"If emergency decrees promise to solve some problems, they threaten to generate others," U.S. Supreme Court Justice Neil Gorsuch recently warned in a statement about the growing use of emergency authority to impose policies. "And rule by indefinite emergency edict risks leaving all of us with a shell of a democracy and civil liberties just as hollow."

Everybody recognizes the danger inherent in allowing presidents to rule like kings, invoking "emergency" powers that never go away to deal with "emergencies" that often constitute nothing more than the prospect of losing a vote.

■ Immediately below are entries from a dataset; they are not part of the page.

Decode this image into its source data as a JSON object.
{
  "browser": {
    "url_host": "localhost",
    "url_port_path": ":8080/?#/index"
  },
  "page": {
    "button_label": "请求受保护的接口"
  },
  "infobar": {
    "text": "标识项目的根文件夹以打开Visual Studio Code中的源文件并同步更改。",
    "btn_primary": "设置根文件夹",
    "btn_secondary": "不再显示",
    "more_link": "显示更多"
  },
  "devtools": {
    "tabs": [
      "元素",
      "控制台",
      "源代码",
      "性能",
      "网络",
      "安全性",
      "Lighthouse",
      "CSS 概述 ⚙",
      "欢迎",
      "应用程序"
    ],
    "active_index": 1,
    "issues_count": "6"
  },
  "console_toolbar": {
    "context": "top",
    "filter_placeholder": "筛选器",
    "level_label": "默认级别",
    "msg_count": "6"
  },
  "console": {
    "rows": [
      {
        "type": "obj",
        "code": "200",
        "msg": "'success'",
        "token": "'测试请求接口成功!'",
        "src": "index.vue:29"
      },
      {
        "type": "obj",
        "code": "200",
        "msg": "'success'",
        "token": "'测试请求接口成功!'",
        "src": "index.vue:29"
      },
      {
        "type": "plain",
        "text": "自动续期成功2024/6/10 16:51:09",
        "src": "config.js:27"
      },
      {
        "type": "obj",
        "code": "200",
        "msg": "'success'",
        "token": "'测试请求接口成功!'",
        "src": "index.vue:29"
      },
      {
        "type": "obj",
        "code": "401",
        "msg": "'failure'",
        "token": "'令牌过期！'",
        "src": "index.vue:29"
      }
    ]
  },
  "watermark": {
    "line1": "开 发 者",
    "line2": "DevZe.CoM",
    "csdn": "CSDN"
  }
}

Powers crafted to fight wars are now used to ride roughshod over opposing opinions—or for convenience, because it's easier to sign executive orders than to win support.

"Advance planning for emergencies is prudent, and there is nothing inherently problematic about drafting orders and directives in advance of foreseeable crises," the Brennan Center's Goitein added during this year's testimony. "But emergencies cannot justify unconstitutional measures, and planning to violate the Constitution or ignore statutory limitations is a grotesque abuse of power."

Unfortunately, as much as they know it's a problem, America's politicians rather like living in a permanent state of emergency.